(Dataset rows for apps and sites)
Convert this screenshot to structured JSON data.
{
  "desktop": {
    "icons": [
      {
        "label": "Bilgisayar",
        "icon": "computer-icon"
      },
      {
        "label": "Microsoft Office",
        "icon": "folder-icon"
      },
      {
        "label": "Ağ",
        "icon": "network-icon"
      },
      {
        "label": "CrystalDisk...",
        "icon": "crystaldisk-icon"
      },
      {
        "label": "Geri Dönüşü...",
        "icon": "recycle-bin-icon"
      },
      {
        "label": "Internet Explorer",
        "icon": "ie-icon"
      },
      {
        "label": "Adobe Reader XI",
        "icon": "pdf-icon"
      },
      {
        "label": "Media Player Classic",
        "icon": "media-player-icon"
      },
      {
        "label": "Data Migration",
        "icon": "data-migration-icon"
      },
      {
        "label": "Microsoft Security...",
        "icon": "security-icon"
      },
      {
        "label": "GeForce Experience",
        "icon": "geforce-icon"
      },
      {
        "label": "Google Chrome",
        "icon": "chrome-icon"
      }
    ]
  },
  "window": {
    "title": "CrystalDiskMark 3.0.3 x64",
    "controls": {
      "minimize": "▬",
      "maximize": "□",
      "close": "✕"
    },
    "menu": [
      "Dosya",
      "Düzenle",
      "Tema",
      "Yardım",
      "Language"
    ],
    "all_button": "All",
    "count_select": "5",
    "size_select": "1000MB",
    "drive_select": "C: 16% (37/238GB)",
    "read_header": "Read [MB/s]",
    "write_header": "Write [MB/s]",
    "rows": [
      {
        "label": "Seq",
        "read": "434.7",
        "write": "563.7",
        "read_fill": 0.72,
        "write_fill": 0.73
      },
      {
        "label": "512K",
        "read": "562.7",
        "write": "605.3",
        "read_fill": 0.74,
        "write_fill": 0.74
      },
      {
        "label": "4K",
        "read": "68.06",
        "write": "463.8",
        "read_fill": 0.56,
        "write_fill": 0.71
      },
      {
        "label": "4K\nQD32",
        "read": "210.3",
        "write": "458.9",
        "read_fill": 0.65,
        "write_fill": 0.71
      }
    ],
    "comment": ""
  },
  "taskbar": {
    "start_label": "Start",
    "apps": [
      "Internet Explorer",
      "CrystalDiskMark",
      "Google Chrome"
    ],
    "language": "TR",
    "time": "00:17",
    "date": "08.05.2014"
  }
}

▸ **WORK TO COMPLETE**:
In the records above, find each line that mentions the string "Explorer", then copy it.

▸ **TASK RESULT**:
        "label": "Internet Explorer",
      "Internet Explorer",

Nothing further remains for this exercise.